Where does the word "legend" appear in the entries below? Copy each line that holds it.
─── MATERIAL FOR THE TASK ───
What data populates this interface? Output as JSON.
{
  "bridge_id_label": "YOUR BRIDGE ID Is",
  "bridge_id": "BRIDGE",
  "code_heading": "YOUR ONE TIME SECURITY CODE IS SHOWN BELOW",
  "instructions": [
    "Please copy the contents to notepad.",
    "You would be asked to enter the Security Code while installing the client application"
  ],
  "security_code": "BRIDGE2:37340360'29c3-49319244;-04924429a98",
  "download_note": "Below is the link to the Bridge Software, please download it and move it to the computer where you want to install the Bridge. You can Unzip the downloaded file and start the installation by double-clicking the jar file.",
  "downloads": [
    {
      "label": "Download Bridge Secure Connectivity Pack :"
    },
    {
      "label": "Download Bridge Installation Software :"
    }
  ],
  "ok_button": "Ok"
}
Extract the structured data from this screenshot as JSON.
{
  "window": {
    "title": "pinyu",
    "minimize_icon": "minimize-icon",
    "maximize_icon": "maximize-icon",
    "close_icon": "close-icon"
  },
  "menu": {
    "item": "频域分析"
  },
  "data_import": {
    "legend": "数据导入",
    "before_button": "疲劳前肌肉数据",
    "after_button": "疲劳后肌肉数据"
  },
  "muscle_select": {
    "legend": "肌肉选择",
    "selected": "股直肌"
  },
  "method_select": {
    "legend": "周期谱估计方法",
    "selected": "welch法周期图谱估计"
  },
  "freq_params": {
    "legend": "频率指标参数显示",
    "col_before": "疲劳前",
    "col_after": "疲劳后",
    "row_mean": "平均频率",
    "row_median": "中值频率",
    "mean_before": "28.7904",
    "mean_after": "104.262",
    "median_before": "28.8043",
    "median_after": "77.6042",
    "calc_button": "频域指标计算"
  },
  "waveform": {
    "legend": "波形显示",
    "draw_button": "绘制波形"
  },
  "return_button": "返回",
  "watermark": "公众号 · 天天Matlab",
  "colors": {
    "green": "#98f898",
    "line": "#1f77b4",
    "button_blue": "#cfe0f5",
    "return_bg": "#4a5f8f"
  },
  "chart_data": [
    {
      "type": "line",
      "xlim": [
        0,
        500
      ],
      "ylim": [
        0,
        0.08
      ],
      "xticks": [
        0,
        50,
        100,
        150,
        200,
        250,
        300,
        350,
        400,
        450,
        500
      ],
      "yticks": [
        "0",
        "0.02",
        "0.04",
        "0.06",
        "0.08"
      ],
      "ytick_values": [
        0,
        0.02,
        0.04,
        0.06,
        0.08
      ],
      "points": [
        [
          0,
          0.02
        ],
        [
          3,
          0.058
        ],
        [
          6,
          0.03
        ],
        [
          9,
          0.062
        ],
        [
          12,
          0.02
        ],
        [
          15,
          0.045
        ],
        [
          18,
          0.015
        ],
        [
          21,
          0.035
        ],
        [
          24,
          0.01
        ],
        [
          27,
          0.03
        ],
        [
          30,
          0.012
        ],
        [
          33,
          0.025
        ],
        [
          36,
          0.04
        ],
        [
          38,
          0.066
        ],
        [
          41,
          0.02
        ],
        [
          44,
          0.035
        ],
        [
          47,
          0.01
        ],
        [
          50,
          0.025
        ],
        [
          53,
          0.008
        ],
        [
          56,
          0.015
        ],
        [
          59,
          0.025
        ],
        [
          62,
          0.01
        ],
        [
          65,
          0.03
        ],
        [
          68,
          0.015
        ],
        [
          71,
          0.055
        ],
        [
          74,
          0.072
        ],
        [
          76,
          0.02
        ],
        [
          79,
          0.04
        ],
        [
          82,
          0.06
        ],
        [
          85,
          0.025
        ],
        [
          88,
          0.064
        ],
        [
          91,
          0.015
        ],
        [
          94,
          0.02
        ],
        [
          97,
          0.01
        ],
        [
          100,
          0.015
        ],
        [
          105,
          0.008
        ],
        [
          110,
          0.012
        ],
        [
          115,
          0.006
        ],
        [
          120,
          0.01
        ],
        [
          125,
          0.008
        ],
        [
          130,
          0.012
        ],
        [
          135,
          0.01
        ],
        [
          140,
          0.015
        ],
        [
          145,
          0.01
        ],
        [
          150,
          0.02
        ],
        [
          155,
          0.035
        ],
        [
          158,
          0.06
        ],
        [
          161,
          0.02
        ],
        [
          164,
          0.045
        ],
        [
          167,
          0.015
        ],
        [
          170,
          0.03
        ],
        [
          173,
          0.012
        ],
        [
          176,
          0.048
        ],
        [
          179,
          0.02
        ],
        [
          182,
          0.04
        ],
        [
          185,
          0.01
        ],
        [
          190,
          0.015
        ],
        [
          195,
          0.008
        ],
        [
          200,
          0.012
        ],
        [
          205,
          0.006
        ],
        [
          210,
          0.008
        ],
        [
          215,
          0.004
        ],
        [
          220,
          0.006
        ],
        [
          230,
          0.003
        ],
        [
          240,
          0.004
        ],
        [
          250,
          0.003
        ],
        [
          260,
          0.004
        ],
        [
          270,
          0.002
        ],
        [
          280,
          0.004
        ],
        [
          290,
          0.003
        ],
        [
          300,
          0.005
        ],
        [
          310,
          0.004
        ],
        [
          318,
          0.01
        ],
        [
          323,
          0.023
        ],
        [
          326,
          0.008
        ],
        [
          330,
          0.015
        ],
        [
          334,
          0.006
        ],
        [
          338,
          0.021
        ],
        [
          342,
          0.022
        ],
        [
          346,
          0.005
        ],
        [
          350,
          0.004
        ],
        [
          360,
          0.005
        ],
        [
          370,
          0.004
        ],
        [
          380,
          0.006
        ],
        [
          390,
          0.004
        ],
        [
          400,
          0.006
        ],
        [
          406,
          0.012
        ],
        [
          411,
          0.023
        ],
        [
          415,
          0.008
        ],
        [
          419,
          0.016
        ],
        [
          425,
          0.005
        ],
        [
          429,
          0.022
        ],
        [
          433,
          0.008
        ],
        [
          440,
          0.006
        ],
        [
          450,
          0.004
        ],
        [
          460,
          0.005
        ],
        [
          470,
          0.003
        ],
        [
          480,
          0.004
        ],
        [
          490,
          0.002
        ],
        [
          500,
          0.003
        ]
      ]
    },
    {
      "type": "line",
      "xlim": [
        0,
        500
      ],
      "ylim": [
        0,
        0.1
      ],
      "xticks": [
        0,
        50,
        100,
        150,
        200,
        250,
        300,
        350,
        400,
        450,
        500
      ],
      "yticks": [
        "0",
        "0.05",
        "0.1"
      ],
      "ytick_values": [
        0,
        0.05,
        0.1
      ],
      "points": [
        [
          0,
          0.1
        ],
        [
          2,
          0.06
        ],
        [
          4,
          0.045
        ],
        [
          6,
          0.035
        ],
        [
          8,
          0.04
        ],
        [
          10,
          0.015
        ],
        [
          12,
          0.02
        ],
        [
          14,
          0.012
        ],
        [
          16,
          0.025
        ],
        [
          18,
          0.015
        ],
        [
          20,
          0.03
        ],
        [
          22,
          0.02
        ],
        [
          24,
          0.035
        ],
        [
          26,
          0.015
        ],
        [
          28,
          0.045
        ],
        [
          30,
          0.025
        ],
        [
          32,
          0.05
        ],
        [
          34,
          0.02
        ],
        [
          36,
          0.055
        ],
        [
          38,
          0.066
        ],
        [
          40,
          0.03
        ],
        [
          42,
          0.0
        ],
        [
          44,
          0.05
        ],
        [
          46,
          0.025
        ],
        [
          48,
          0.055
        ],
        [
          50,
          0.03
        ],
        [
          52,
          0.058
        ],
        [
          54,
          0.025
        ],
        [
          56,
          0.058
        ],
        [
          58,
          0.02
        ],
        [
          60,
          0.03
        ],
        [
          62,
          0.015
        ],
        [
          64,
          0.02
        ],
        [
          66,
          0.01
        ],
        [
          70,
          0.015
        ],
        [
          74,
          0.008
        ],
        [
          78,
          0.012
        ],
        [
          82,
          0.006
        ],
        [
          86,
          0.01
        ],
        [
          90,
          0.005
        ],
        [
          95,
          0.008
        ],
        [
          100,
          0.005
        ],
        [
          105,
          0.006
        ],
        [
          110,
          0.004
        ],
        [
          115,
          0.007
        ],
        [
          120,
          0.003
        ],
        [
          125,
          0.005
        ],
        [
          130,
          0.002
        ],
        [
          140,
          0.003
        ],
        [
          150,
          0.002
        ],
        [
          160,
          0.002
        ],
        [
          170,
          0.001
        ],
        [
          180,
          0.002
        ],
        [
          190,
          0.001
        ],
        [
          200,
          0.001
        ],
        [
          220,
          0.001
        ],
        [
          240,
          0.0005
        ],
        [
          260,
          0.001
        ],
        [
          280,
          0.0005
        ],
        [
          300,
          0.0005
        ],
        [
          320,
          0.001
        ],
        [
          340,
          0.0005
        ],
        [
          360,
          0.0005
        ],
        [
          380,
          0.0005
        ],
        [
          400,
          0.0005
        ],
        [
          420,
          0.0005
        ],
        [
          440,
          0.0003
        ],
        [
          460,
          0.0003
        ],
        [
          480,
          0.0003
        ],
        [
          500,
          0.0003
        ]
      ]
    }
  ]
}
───
## COMPLETED TASK
    "legend": "数据导入",
    "legend": "肌肉选择",
    "legend": "周期谱估计方法",
    "legend": "频率指标参数显示",
    "legend": "波形显示",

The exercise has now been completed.